Of the Cochecho Falls; the present name was adopted in 1639, and with the development of manufacturing and trading interests the population gradually removed nearer the falls; Hilton and his followers were Anglicans, but in 1633 they were joined by several Puritan families under Captain Thomas Wiggin, who settled on Dover Neck (1 m.
Of these, two of the best known are Hilton College and Hermansberg College, many prominent Nataiians having been educated at one or the other of these establishments.
Of the Merrimac river, or to the northward of any and every part thereof," and extending west to the South Sea or Pacific Ocean, under the name of Massachusetts; to John Mason alone, on the 7th of November 1629, a grant of that portion of the " Province of Maine " which lay between the Merrimac and the Piscataqua, under the name of New Hampshire; to the Laconia Company, consisting of Gorges, Mason and associates, on the 17th of November 1629, a grant of an extensive territory (which was called Laconia) around the Lake of the Iroquois (Lake Champlain) together with one thousand acres at some place to be selected along the sea coast; to Edward Hilton, on the 12th of March 1630, the grant of a tract on and about the lower part of Dover Neck; to the Laconia Company, in November 1631, a grant of a tract on both sides of the Piscataqua river near its mouth, known as the Pescataway grant; and finally to John Mason, on the 22nd of April 1635, a short time before the Council surrendered its charter, a grant of the region between the Salem river on the south and the Piscataqua and Salmon Falls rivers on the north-east and extending 60 m.

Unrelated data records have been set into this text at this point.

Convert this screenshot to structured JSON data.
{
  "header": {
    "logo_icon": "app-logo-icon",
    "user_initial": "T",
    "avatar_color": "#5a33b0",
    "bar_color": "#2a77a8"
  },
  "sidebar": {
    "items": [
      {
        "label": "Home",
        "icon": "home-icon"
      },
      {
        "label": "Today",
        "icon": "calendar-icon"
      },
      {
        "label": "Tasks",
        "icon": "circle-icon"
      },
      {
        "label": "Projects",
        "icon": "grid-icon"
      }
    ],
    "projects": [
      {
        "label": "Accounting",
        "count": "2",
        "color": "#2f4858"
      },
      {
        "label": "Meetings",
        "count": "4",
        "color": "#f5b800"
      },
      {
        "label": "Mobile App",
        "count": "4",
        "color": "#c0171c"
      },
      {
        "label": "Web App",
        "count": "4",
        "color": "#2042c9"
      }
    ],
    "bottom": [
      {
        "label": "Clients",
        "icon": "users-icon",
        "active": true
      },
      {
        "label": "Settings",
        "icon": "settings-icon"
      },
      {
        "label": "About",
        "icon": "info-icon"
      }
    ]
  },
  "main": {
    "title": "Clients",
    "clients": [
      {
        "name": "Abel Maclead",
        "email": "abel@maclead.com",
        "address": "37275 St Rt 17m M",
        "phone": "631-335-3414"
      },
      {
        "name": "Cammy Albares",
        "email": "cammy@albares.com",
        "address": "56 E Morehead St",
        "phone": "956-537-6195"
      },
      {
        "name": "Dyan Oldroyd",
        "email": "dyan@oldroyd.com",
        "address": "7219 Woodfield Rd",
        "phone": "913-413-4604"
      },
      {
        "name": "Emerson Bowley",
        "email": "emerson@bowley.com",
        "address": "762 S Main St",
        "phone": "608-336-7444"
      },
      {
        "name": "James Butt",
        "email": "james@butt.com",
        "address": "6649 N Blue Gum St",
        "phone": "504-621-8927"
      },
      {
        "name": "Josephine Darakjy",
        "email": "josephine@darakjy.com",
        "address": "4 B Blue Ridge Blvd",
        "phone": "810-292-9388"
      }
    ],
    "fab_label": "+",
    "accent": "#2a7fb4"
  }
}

Edward Hilton with a few associates appears to have established a settlement on Dover Point about the time of Thomson's arrival at Little Harbor, and in the Hilton grant of 1630 it is stated that he had already built houses and planted there; as early as 1639 this settlement was named Dover.